Diving the Cape Peninsula and False Bay/Sunfish Pinnacle
A fairly large pinnacle on a rocky bottom on the way to Duiker Point from Hout Bay harbour, which has been picked up quite frequently on the echo sounders of dive boats passing over it. It has now been dived, and to some extent mapped. The site is quite pretty and should make a pleasant alternative site. Topography is rugged, with high vertical walls on two sides of the pinnacle.
- S34°02.475' E18°18.290' (pinnacle)
This site is in a Marine Protected Area (2004). A permit is not required. The site is entirely inside the Karbonkelberg Restricted zone.
The name "Sunfish Pinnacle" is derived from the oceanic sunfish Mola mola, one of which was seen at the site the weekend before the first recorded dive.
Maximum depth is about 26m to the south of the pinnacle. The top of the pinnacle is about 7m. The immediate vicinity of the base of the pinnacle is from 18 to 21m deep.
Like other sites in this area, the visibility is usually best shortly after or during south easterly winds, which bring up cleare, cold waters, but then often reduces again due to plankton bloom.
A large pinnacle, about 60m east-west and 30m north-south, with a rounded top at 7m, and split by a deep narrow crack running north south, with a shallower and narrower crack crossing it from east to west. The north and east faces are nearly vertical from around 10m down to nearly 18m. The south and west sides are less vertical, particularly the south side, which steps down over a few metres. To the north there is a fairly large boulder with quite a narrow gap to the pinnacle, and north of that a gulley at about 20m with another outcrop to the north several metres high. The reef to the south west is deeper, and gets down to 26m within a moderate distance. To the north west at a distance of about 50m there is an extensive patch of sand, separating the Sunfish Pinnacle from the reefs of Star Wall to Kanobi's Wall.
Geology: Pre-Cambrian granite corestones of the Peninsula pluton.
The site is exposed to south westerly swell and winds, so should be dived when the swell is low, and is often good in south easterly winds.
The site is usually at it's best in summer but there are also occasional opportunities at other times of the year
This is an area which sometimes has upwellings of cold clear water, caused by south easterly winds, resulting in good visibility for a few days until the sunlight and nutrients cause a plankton bloom, reducing the visibility again.
Boat access only. The site is about (distance)km from the slipway at Hout Bay harbour
The top and upper sides of the pinnacle are covered by a forest of Laminaria kelp. The near vertical faces of the sides of the pinnacle and the deep narrow cracks are covered with an assortment of sponges, noble corals, soft corals, sea fans, false corals and hydroids. Sumo crabs and basket stars have been seen.
The site is fairly small. The whole pinnacle can be comprehensively visited on a single dive.
The site is on the route that small craft take between Hout Bay and Duiker Point.
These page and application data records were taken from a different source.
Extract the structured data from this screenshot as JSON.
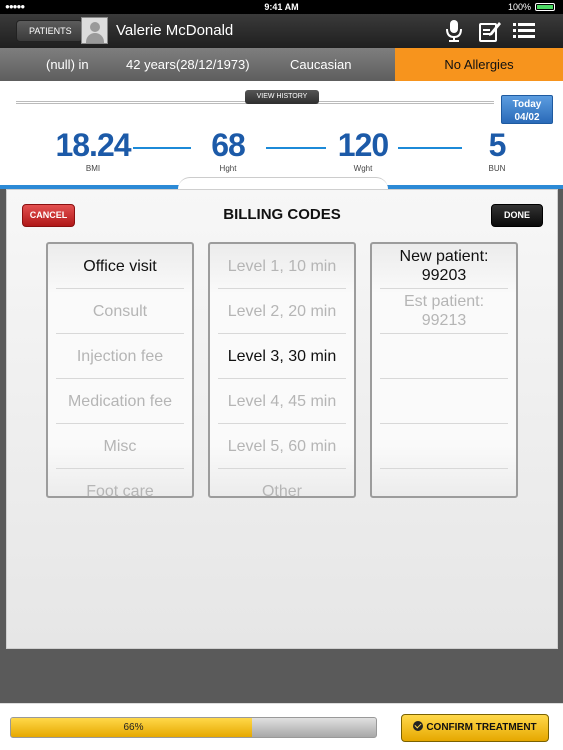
{
  "status_bar": {
    "signal": "●●●●● ",
    "time": "9:41 AM",
    "battery": "100%"
  },
  "header": {
    "back_label": "PATIENTS",
    "patient_name": "Valerie McDonald",
    "icons": [
      "microphone-icon",
      "edit-note-icon",
      "list-icon"
    ]
  },
  "info_bar": {
    "weight": "(null) in",
    "age": "42 years(28/12/1973)",
    "ethnicity": "Caucasian",
    "allergies": "No Allergies",
    "allergy_color": "#f7941d"
  },
  "vitals": {
    "view_history_label": "VIEW HISTORY",
    "today_label": "Today",
    "today_date": "04/02",
    "items": [
      {
        "value": "18.24",
        "label": "BMI"
      },
      {
        "value": "68",
        "label": "Hght"
      },
      {
        "value": "120",
        "label": "Wght"
      },
      {
        "value": "5",
        "label": "BUN"
      }
    ],
    "value_color": "#1c5aa8"
  },
  "billing": {
    "title": "BILLING CODES",
    "cancel_label": "CANCEL",
    "done_label": "DONE",
    "visit_types": [
      "Office visit",
      "Consult",
      "Injection fee",
      "Medication fee",
      "Misc",
      "Foot care"
    ],
    "visit_selected": 0,
    "levels": [
      "Level 1, 10 min",
      "Level 2, 20 min",
      "Level 3, 30 min",
      "Level 4, 45 min",
      "Level 5, 60 min",
      "Other"
    ],
    "level_selected": 2,
    "codes": [
      "New patient: 99203",
      "Est patient: 99213"
    ],
    "code_selected": 0
  },
  "footer": {
    "progress_label": "66%",
    "progress_value": 0.66,
    "confirm_label": "CONFIRM TREATMENT"
  }
}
There is a slightly higher than usual risk of being run down by a boat if you surface without warning.
The ability to deploy a DSMB is recommended.
Dry suit recommended as this area is usually cold. Each group should carry and deploy a DSMB if there is any chance of surfacing away from the shot line, so that boat traffic can see where you are surfacing.